| To do |
Repeat, word for word, each of the records shown below, without their pictures.

▶

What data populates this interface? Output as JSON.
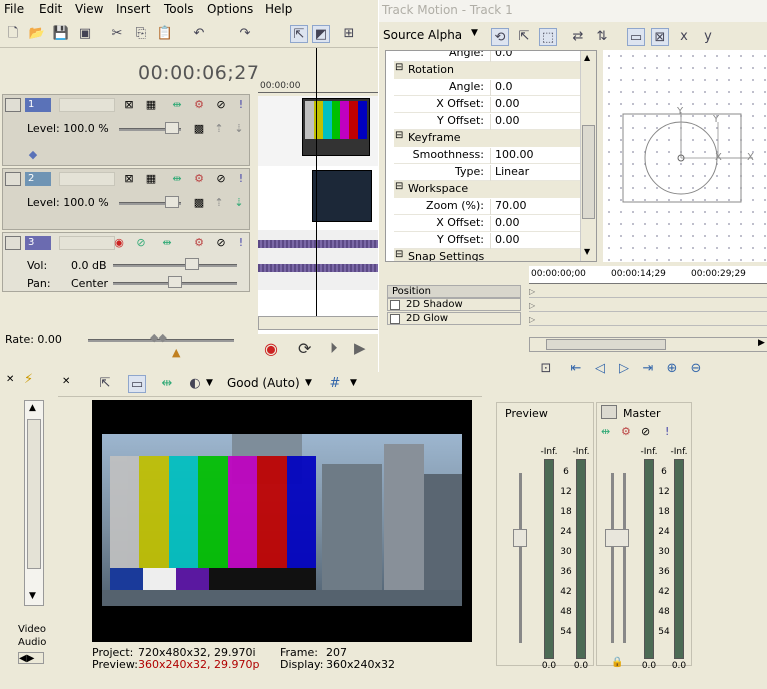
{
  "menu": [
    "File",
    "Edit",
    "View",
    "Insert",
    "Tools",
    "Options",
    "Help"
  ],
  "timecode": "00:00:06;27",
  "tracks": [
    {
      "num": "1",
      "level_label": "Level: 100.0 %",
      "color": "#5a72b8"
    },
    {
      "num": "2",
      "level_label": "Level: 100.0 %",
      "color": "#6f94b4"
    },
    {
      "num": "3",
      "vol_label": "Vol:",
      "vol_value": "0.0 dB",
      "pan_label": "Pan:",
      "pan_value": "Center",
      "color": "#6b6bb0"
    }
  ],
  "rate_label": "Rate: 0.00",
  "ruler_time": "00:00:00",
  "track_motion": {
    "title": "Track Motion - Track 1",
    "source_alpha": "Source Alpha",
    "props": [
      {
        "type": "partial",
        "key": "Angle:",
        "value": "0.0"
      },
      {
        "type": "cat",
        "label": "Rotation"
      },
      {
        "type": "prop",
        "key": "Angle:",
        "value": "0.0"
      },
      {
        "type": "prop",
        "key": "X Offset:",
        "value": "0.00"
      },
      {
        "type": "prop",
        "key": "Y Offset:",
        "value": "0.00"
      },
      {
        "type": "cat",
        "label": "Keyframe"
      },
      {
        "type": "prop",
        "key": "Smoothness:",
        "value": "100.00"
      },
      {
        "type": "prop",
        "key": "Type:",
        "value": "Linear"
      },
      {
        "type": "cat",
        "label": "Workspace"
      },
      {
        "type": "prop",
        "key": "Zoom (%):",
        "value": "70.00"
      },
      {
        "type": "prop",
        "key": "X Offset:",
        "value": "0.00"
      },
      {
        "type": "prop",
        "key": "Y Offset:",
        "value": "0.00"
      },
      {
        "type": "cat",
        "label": "Snap Settings"
      }
    ],
    "keyframe_times": [
      "00:00:00;00",
      "00:00:14;29",
      "00:00:29;29"
    ],
    "position_label": "Position",
    "checks": [
      "2D Shadow",
      "2D Glow"
    ],
    "axis_labels": [
      "Y",
      "Y",
      "X",
      "X"
    ]
  },
  "video_preview": {
    "quality": "Good (Auto)",
    "project_label": "Project:",
    "project_value": "720x480x32, 29.970i",
    "preview_label": "Preview:",
    "preview_value": "360x240x32, 29.970p",
    "frame_label": "Frame:",
    "frame_value": "207",
    "display_label": "Display:",
    "display_value": "360x240x32"
  },
  "explorer": {
    "video_label": "Video",
    "audio_label": "Audio"
  },
  "mixer": {
    "preview_label": "Preview",
    "master_label": "Master",
    "inf": "-Inf.",
    "scale": [
      "6",
      "12",
      "18",
      "24",
      "30",
      "36",
      "42",
      "48",
      "54"
    ],
    "zero": "0.0"
  },
  "colors": {
    "accent": "#316ac5",
    "red_text": "#b00000",
    "bars": [
      "#c0c0c0",
      "#c0c000",
      "#00c0c0",
      "#00c000",
      "#c000c0",
      "#c00000",
      "#0000c0"
    ]
  }
}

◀

| Task output |
What data populates this interface? Output as JSON.
{
  "menu": [
    "File",
    "Edit",
    "View",
    "Insert",
    "Tools",
    "Options",
    "Help"
  ],
  "timecode": "00:00:06;27",
  "tracks": [
    {
      "num": "1",
      "level_label": "Level: 100.0 %",
      "color": "#5a72b8"
    },
    {
      "num": "2",
      "level_label": "Level: 100.0 %",
      "color": "#6f94b4"
    },
    {
      "num": "3",
      "vol_label": "Vol:",
      "vol_value": "0.0 dB",
      "pan_label": "Pan:",
      "pan_value": "Center",
      "color": "#6b6bb0"
    }
  ],
  "rate_label": "Rate: 0.00",
  "ruler_time": "00:00:00",
  "track_motion": {
    "title": "Track Motion - Track 1",
    "source_alpha": "Source Alpha",
    "props": [
      {
        "type": "partial",
        "key": "Angle:",
        "value": "0.0"
      },
      {
        "type": "cat",
        "label": "Rotation"
      },
      {
        "type": "prop",
        "key": "Angle:",
        "value": "0.0"
      },
      {
        "type": "prop",
        "key": "X Offset:",
        "value": "0.00"
      },
      {
        "type": "prop",
        "key": "Y Offset:",
        "value": "0.00"
      },
      {
        "type": "cat",
        "label": "Keyframe"
      },
      {
        "type": "prop",
        "key": "Smoothness:",
        "value": "100.00"
      },
      {
        "type": "prop",
        "key": "Type:",
        "value": "Linear"
      },
      {
        "type": "cat",
        "label": "Workspace"
      },
      {
        "type": "prop",
        "key": "Zoom (%):",
        "value": "70.00"
      },
      {
        "type": "prop",
        "key": "X Offset:",
        "value": "0.00"
      },
      {
        "type": "prop",
        "key": "Y Offset:",
        "value": "0.00"
      },
      {
        "type": "cat",
        "label": "Snap Settings"
      }
    ],
    "keyframe_times": [
      "00:00:00;00",
      "00:00:14;29",
      "00:00:29;29"
    ],
    "position_label": "Position",
    "checks": [
      "2D Shadow",
      "2D Glow"
    ],
    "axis_labels": [
      "Y",
      "Y",
      "X",
      "X"
    ]
  },
  "video_preview": {
    "quality": "Good (Auto)",
    "project_label": "Project:",
    "project_value": "720x480x32, 29.970i",
    "preview_label": "Preview:",
    "preview_value": "360x240x32, 29.970p",
    "frame_label": "Frame:",
    "frame_value": "207",
    "display_label": "Display:",
    "display_value": "360x240x32"
  },
  "explorer": {
    "video_label": "Video",
    "audio_label": "Audio"
  },
  "mixer": {
    "preview_label": "Preview",
    "master_label": "Master",
    "inf": "-Inf.",
    "scale": [
      "6",
      "12",
      "18",
      "24",
      "30",
      "36",
      "42",
      "48",
      "54"
    ],
    "zero": "0.0"
  },
  "colors": {
    "accent": "#316ac5",
    "red_text": "#b00000",
    "bars": [
      "#c0c0c0",
      "#c0c000",
      "#00c0c0",
      "#00c000",
      "#c000c0",
      "#c00000",
      "#0000c0"
    ]
  }
}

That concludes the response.